The Night the Forest Came to Town
illustrated by Annie Wilkinson
Orca Book Publishers, 2018
A city can be all hard surfaces, concrete, brick, pavement, and glass. Adults can be preoccupied with their devices. Billboards, street lights, every kind of distraction. There’s a distinct separation from nature, a disconnect.
In this semi-magical book, nature blows into town overnight, wind-borne seeds take root, and birds and animals follow. A center spread gives us a glimpse into apartment windows where we see individuals engaged in their arts, noticing what’s changing outside their windows.
Ghigna’s rhyming poetry invites readers and storytellers to turn the pages.
“Beneath the swirling shroud of night
A fertile field was found
Where once there was a vacant lot
new seedlings held their ground.”

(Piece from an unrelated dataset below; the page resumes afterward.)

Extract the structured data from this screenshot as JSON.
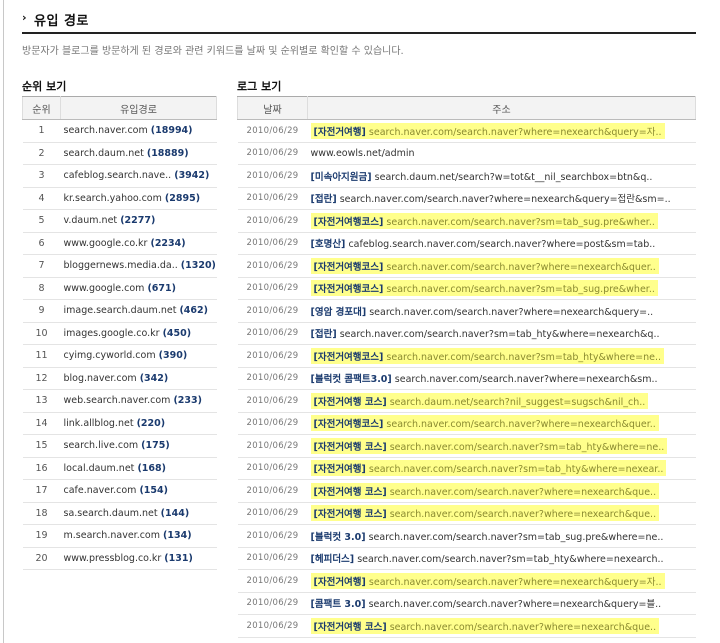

He helps us notice details with his descriptive language, his reverence for nature.
Wilkinson creates a shadow-filled, deeply-toned nighttime city. Her textures evoke a tactile experience. Touch these pages, reach into nature, appreciate the star-filled sky, the life-sprouting rain, the charming animals. But it’s the panoply of flowers, sophisticated but reminiscent of those a child would draw that tie together text and images into a soothing, contemplative story of the difference nature brings into our lives.

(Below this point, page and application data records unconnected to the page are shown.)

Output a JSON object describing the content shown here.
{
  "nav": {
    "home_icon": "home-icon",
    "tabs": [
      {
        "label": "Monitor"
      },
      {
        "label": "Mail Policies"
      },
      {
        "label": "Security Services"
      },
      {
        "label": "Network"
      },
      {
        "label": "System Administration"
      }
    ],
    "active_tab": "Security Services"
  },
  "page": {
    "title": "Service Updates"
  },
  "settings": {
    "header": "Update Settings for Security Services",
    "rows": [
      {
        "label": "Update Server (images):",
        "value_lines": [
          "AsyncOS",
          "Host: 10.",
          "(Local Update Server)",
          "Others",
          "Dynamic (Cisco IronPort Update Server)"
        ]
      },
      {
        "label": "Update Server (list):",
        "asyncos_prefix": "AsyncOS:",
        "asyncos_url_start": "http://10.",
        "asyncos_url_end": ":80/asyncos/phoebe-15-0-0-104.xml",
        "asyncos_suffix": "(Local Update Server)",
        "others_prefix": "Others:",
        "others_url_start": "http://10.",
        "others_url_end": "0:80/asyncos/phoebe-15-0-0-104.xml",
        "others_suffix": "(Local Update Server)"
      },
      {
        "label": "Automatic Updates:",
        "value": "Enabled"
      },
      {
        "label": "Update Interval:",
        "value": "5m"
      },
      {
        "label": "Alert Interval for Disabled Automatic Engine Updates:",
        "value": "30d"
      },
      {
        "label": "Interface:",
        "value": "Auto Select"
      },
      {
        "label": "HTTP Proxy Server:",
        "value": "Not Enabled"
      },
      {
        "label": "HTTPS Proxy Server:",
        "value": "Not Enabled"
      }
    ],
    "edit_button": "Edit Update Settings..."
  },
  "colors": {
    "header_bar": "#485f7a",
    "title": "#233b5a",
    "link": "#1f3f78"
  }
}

Combine the reading of this book with planning for a school or community garden. Plant a flower seed that will grow indoors and can be taken home once it’s established. Take photos of your neighborhood and print them out on full sheets of paper so students can add their own flowers and animals and trees. Then have them try a poem with Ghigna’s structure to tell the story of their own vision of the forest coming to town.
This is a charming book.